"Given our limited resources, we knew we had to maximize what we could do to put the best possible interpretation of Godzilla on this screen. From a VFX perspective, there was some degree of taking inventory of what the team was capable of. Having said that, I never let that distract me from writing a good story, which is the most fundamental component in making a good film. Once we have a good story, we think about what VFX we can do that would put the best spotlight on that story. In this instance, though, there were some exceptions to your point about the story informing the VFX or vice versa.
"We had a very young compositor—that was his role inside the company—but it turned out he loved VFX. He did some water simulations at home and brought them to the office one day. We said, 'Oh wow, this is some pretty high-quality water simulation!' That allowed me to write in more scenes that took place on the ocean. But it didn't fundamentally change the story, just the ratio of different shots we took. It also helped that I was the writer, director, and VFX supervisor. That meant there were a lot of efficiencies happening within my head, like knowing the ultimate shot and how it would look on-screen, so at every stage of production, we knew that we were inching ourselves closer to that final product."
The Intricate Design of Godzilla
'Godzilla Minus One' VFX
After principal photography, the VFX work began. But a lot of decisions had already been made, like what they wanted this monster to look like.
Yamazaki told Maxon, "We wanted a vertical stance, with very thick and robust legs, giving the overall shape a mountain-like appearance. We focused on making the lower body very massive and the face frightening, yet unmistakably Godzilla."
But it's one thing to just say your goals, and another thing to do them.
In that same Maxon interview, Yamazaki elaborated, "I made a rough 3D maquette in ZBrush and Mr. Taguchi took it from there as a 3D sculptor and modeler, adjusting the balance and adding incredible details. I trust his artistic sense greatly. We handled billions of polygons, so the model had to be converted into numerous displacement maps for rendering with Redshift.
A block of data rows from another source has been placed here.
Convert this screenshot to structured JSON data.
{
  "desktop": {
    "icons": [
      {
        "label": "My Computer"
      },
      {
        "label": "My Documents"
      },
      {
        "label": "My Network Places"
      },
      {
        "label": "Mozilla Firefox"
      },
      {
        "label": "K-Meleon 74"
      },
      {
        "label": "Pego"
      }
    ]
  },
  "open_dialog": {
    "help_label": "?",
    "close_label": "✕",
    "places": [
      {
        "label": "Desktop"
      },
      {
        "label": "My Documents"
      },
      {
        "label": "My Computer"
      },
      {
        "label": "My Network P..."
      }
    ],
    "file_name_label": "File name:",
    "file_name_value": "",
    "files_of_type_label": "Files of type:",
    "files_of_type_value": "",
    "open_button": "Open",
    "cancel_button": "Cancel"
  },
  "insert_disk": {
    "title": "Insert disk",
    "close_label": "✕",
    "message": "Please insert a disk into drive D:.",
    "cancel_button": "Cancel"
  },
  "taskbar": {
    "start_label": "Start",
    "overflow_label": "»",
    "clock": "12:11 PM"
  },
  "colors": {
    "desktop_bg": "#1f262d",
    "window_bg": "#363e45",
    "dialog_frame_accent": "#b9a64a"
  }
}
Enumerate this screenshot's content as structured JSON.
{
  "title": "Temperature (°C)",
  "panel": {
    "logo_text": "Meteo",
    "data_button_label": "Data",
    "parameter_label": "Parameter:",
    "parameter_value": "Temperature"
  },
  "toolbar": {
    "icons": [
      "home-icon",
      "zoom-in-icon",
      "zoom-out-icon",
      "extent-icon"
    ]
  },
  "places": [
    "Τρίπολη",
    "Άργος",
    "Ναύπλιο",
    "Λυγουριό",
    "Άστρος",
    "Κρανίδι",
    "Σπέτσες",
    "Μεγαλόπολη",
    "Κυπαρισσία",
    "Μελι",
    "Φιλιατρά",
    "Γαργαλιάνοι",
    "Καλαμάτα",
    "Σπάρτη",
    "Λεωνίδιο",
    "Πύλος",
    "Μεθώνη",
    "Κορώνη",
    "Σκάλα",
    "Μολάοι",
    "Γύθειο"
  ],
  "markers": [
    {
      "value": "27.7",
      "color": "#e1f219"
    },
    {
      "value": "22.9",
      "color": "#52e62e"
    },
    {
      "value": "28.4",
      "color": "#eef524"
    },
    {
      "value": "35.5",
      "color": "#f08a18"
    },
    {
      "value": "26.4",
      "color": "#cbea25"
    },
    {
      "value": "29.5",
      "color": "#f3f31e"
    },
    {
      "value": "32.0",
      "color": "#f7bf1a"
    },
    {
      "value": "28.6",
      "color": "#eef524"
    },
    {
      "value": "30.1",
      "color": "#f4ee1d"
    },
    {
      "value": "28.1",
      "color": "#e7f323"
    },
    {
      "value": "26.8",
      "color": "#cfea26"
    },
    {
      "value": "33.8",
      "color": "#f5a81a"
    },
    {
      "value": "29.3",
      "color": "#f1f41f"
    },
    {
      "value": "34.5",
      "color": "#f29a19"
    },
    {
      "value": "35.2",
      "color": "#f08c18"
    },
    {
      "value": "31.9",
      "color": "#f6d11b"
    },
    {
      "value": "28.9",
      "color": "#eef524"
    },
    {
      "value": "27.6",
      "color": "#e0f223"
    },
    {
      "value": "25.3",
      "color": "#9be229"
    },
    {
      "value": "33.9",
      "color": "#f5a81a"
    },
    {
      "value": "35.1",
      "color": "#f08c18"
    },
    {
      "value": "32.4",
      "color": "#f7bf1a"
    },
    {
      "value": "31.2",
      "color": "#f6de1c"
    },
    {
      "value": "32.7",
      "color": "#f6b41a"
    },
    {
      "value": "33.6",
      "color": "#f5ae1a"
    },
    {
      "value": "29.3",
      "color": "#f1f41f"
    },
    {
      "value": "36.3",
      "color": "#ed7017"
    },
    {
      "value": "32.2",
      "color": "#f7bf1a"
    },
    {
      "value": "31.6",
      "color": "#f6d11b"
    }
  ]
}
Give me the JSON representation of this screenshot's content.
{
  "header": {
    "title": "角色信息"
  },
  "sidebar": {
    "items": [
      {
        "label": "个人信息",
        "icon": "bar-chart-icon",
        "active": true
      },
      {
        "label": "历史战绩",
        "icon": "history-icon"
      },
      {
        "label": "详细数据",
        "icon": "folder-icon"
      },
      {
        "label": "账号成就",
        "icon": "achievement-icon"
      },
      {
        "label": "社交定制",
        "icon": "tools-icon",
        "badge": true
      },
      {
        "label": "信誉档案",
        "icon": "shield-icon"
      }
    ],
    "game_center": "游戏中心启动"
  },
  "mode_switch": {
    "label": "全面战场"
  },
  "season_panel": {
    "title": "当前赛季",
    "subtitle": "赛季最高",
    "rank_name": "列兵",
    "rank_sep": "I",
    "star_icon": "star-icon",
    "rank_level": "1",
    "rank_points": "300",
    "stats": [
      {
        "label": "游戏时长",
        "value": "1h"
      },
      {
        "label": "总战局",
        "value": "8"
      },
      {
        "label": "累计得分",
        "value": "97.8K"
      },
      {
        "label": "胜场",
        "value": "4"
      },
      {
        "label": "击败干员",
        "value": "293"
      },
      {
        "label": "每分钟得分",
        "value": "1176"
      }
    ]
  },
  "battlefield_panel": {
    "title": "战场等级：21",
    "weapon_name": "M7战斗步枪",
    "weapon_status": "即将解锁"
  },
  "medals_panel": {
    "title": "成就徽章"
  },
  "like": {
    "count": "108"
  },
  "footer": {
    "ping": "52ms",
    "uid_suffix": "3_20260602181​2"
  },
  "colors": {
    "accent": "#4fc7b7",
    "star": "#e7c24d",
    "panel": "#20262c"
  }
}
The workflow involved animating a relatively light model and applying various maps for the final render."
For the final render, things got even crazier and more intricate.
Yamazaki explained, "If you zoom in even more, there's a very complex pattern happening, and this level of detail, perhaps the resolution of both the color and the bumps, makes Godzilla feel all the more real. He used an incredible amount of polygons to achieve that look. For the head alone, it was 200 million polygons. The chest area is another 100 million. At one point, we were concerned about whether we would be able to render this thing onto the screen, because of the sheer amount of data that needed to be computed. Luckily, we employed various techniques to lighten some of the polygons and ensure Godzilla was renderable."
What Other Programs Were Used to Finish 'Godzilla Minus One'?
'Godzilla Minus One' VFX
As mentioned above, Yamazaki made a 3D design on ZBrush, anf Taguchi augmented the design by adding his own elements, including the insertion of polygons and rendering displacement maps using a program called Redshift.
The team retopologized the maquette design and displacement maps with Mudbox.
Takashi Yamazaki's contributions to Godzilla Minus One as a writer, director, and VFX supervisor mark a significant milestone in the evolution of the Godzilla series.
By intertwining the latest advancements in visual effects with a deeply resonant historical narrative, Yamazaki has not only contributed a new chapter to the Godzilla legacy but has also redefined the parameters of monster cinema.
His ability to meld the tangible with the digital, the historical with the fantastical, underscores a masterful understanding of the genre and the technological tools at his disposal.
Let me know what you think in the comments.